Tuesday, 22 November 2011

Contagion (2011)

Image: Warner Bros.

Steven Soderbergh’s reputation is built on constantly flitting between inaccessible art-house and star-studded, big budget blockbusters. Just by looking at the cast you can see that Contagion definitely falls into the latter category, but it’s always tough to predict whether a Soderbergh multiplex movie will actually work.

A virus similar to avian flu starts to spread throughout the world. Scientists race against time to find a vaccine but the virus is spreading faster than they can keep up with it. As fear takes hold, can the world’s governments maintain order and cure the disease?
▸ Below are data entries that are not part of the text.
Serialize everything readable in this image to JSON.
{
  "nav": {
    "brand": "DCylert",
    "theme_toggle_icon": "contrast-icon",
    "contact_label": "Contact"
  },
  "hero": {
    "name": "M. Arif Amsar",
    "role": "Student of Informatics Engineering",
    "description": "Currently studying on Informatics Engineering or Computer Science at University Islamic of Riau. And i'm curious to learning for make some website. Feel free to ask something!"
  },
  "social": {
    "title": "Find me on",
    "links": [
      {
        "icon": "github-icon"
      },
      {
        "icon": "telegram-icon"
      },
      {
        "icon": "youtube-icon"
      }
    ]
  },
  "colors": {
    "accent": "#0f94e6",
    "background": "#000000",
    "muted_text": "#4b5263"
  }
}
Part of the appeal of Contagion is seeing Soderbergh take on what’s traditionally a B-movie plot staple. It’s interesting to note how large the influence of 70s horror movies is on Contagion. From the banality of the local government’s bickering over budgets to the masked soldiers disposing of corpses, Cronenberg and Romero loom large over Soderbergh’s epidemic drama. There’s even a hint of John Carpenter thanks to the soundtrack. Perhaps most of all, however, it’s hard to ignore the influence of writers like Michael Crichton and Stephen King, especially during the excellent first half with the international cast of characters quickly realising that the situation is developing far too quickly.

The plot mostly focuses on six characters: Matt Damon’s normal-guy immune widower, Marion Cotillard’s Swiss scientist, Jude Law’s anti-establishment blogger, Kate Winslet’s CDC operative who works for Laurence Fishburne, who in turn places all his hope in Jennifer Ehle’s (The King’s Speech) quick-talking scientist. Add Gwyneth Paltrow, Bryan Cranston (Breaking Bad), John Hawkes (Winter’s Bone), Enrico Colantoni (Veronica Mars), and Elliott Gould and you’ve got a cast to die for. However, fitting all these actors into a 100 minute movie and giving them enough to work with proves to be a task too great.

While the film excels at showing the (horribly believable) spread of a deadly disease, the wide-reaching script means that none of the characters are developed enough for us to care, and the film relies on the A-listers to connect with the audience. Damon, Winslet, and Fishburne do good work, and Ehle does an excellent job spouting scientific spiel, but Law irritates and Cotillard disappears from the story early on. By the time the second half kicks in and the body count (including, admirably, the name cast) grows, the non-essential storylines become distracting. It feels like several scenes got cut to keep the running time down. Maybe it would have worked better as a mini-series. 

Verdict: Starts very well but peters out before the end. The first half and the star studded cast make it worth a look, if a little disappointing.



No comments:

Post a Comment